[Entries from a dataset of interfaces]
------------------------------------------------

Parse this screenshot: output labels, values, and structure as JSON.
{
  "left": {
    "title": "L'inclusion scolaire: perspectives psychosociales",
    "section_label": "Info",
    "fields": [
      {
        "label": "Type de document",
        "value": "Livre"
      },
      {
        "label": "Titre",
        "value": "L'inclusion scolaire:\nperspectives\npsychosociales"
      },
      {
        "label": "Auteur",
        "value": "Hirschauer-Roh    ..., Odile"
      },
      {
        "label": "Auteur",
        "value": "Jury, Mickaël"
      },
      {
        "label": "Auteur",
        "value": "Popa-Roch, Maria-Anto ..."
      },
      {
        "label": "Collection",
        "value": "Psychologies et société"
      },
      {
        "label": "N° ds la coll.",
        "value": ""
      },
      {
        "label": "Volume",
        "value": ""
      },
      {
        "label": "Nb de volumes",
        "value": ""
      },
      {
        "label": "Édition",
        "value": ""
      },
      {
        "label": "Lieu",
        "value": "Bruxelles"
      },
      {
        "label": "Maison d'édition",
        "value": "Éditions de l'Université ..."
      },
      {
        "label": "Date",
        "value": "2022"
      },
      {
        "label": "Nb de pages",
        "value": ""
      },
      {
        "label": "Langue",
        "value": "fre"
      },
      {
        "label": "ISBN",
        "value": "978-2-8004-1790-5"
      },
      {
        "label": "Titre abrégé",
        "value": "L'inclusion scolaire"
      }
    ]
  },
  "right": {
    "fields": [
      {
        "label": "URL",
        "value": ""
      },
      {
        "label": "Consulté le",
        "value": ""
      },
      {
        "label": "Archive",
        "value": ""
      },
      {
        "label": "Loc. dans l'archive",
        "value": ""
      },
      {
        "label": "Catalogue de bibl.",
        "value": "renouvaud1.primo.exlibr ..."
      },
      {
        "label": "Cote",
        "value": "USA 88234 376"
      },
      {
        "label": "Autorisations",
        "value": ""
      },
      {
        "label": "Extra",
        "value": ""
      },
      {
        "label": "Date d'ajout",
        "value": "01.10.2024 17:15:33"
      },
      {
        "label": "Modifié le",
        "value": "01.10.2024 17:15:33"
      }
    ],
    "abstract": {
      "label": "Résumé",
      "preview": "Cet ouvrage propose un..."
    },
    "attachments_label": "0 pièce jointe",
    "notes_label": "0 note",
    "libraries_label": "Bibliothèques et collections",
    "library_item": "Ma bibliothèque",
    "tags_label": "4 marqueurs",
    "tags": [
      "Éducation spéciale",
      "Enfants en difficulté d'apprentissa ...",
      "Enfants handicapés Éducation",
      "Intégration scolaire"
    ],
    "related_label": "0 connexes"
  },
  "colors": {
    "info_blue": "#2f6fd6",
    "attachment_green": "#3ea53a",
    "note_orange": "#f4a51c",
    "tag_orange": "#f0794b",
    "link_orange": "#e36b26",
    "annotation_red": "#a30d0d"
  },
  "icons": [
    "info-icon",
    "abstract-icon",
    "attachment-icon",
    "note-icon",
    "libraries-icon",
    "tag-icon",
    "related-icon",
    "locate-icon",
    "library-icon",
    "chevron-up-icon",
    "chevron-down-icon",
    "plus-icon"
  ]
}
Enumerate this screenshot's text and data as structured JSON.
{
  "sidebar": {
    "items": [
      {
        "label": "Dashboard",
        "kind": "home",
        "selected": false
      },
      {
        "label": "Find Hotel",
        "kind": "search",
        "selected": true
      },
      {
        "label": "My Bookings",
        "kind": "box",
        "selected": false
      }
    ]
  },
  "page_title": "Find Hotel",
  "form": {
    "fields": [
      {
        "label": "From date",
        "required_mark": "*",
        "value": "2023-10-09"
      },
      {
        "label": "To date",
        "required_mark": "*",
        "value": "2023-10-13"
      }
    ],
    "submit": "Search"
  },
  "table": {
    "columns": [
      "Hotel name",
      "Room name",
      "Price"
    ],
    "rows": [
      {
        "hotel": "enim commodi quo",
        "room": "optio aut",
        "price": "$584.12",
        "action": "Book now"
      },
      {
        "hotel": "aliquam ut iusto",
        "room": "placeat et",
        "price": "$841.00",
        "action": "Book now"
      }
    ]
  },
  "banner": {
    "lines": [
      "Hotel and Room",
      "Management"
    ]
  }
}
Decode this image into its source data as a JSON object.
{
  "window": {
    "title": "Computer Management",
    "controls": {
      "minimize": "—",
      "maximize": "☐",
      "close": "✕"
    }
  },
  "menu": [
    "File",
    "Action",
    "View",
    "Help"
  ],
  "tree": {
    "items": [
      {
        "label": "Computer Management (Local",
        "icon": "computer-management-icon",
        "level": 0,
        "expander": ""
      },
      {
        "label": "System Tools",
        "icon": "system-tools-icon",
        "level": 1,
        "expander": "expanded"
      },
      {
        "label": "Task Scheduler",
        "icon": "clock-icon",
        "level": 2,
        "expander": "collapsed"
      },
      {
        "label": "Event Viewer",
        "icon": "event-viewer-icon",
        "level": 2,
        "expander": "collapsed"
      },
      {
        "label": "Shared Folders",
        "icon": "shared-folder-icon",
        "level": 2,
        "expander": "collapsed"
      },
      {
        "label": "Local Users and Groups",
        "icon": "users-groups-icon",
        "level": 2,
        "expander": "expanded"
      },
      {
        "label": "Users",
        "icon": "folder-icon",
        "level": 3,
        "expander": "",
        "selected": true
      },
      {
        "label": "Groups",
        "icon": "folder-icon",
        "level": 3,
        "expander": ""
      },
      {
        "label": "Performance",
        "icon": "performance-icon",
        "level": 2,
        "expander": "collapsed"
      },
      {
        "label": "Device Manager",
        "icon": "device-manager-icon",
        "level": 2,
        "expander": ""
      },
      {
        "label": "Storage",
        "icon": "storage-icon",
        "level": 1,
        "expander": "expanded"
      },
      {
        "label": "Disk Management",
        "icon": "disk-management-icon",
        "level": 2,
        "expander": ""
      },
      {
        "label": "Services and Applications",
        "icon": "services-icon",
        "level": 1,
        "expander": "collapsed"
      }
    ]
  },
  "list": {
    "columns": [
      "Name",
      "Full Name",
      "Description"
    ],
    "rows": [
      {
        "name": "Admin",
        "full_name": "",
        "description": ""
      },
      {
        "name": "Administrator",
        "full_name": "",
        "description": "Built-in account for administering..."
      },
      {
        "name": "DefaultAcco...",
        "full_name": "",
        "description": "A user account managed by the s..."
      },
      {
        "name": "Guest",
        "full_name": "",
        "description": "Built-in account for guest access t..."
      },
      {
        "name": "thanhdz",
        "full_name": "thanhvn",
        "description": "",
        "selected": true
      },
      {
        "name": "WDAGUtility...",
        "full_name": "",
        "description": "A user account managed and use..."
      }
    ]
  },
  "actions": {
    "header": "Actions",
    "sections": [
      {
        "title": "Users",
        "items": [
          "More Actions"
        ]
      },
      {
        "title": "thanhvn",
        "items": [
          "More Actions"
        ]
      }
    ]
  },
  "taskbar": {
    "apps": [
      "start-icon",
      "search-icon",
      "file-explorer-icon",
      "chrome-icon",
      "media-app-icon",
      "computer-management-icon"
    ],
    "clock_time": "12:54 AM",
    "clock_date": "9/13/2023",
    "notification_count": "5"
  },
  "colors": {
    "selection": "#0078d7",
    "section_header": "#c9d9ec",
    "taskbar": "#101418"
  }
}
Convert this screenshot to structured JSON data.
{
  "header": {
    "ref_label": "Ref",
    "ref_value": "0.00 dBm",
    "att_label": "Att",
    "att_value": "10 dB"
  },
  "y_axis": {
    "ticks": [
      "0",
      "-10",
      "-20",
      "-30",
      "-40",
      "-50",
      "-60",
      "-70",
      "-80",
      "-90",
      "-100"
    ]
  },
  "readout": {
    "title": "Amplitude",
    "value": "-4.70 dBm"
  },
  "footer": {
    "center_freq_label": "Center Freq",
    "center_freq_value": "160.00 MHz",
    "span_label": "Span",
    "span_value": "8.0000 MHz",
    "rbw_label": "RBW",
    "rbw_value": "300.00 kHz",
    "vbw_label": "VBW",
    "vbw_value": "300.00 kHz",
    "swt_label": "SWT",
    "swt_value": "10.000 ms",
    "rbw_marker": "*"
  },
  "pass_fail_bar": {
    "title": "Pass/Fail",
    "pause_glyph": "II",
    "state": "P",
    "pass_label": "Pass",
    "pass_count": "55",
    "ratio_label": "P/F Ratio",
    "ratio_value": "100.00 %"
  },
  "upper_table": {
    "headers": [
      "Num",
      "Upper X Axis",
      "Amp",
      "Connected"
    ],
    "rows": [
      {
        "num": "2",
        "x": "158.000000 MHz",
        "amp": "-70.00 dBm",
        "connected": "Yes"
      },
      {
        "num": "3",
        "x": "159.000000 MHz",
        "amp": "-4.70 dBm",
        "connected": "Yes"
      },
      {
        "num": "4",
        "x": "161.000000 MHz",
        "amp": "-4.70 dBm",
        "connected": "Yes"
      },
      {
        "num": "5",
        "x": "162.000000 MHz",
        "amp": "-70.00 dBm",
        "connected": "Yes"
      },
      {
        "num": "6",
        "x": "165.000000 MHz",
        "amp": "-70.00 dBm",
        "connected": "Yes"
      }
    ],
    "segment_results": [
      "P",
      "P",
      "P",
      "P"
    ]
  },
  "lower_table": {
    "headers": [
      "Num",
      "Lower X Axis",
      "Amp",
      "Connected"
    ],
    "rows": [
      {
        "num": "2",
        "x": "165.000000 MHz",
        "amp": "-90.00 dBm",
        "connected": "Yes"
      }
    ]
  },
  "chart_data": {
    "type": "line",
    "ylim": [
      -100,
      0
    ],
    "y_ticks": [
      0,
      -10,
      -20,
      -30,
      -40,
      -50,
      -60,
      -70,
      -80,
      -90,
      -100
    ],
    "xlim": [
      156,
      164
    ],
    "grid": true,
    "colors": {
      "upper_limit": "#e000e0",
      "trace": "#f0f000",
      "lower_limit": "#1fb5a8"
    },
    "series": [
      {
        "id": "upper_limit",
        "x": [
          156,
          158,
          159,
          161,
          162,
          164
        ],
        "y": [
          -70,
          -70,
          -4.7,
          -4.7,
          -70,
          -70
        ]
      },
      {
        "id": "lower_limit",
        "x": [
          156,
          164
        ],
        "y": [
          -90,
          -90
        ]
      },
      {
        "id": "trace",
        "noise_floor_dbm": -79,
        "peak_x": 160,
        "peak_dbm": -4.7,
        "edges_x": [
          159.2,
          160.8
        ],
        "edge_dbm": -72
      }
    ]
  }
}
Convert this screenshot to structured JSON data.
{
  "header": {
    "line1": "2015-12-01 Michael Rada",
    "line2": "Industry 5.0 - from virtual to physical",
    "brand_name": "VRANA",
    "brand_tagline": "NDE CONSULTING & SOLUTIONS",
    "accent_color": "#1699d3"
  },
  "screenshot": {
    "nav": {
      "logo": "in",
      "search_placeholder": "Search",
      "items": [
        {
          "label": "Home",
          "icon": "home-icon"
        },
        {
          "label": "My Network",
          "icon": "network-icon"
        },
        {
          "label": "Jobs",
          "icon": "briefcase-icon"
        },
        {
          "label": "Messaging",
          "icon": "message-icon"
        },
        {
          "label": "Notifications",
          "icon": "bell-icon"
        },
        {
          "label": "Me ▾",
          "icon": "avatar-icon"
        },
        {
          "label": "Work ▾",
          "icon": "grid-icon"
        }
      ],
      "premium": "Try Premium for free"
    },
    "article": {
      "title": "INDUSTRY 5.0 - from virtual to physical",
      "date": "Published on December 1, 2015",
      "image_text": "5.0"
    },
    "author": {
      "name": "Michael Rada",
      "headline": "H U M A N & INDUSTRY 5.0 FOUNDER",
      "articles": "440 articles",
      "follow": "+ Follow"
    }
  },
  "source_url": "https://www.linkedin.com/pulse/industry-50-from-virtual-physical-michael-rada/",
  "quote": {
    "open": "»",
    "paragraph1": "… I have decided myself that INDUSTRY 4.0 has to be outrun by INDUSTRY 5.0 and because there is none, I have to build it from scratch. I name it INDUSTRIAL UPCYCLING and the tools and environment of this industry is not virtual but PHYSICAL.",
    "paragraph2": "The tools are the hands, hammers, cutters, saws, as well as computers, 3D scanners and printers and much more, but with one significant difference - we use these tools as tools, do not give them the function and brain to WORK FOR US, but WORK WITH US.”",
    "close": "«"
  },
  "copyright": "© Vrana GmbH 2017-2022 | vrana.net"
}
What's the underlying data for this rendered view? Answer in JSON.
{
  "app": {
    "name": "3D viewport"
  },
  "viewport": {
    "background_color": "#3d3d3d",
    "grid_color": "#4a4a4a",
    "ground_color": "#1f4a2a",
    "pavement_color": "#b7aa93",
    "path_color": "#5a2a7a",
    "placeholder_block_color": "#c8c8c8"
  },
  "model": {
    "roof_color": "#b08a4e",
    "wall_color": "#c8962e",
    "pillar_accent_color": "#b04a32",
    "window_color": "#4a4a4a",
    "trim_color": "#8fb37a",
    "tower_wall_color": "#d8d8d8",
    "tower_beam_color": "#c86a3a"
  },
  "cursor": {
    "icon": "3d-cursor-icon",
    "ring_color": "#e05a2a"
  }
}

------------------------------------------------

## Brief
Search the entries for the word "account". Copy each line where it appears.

## Response box
        "description": "Built-in account for administering..."
        "description": "A user account managed by the s..."
        "description": "Built-in account for guest access t..."
        "description": "A user account managed and use..."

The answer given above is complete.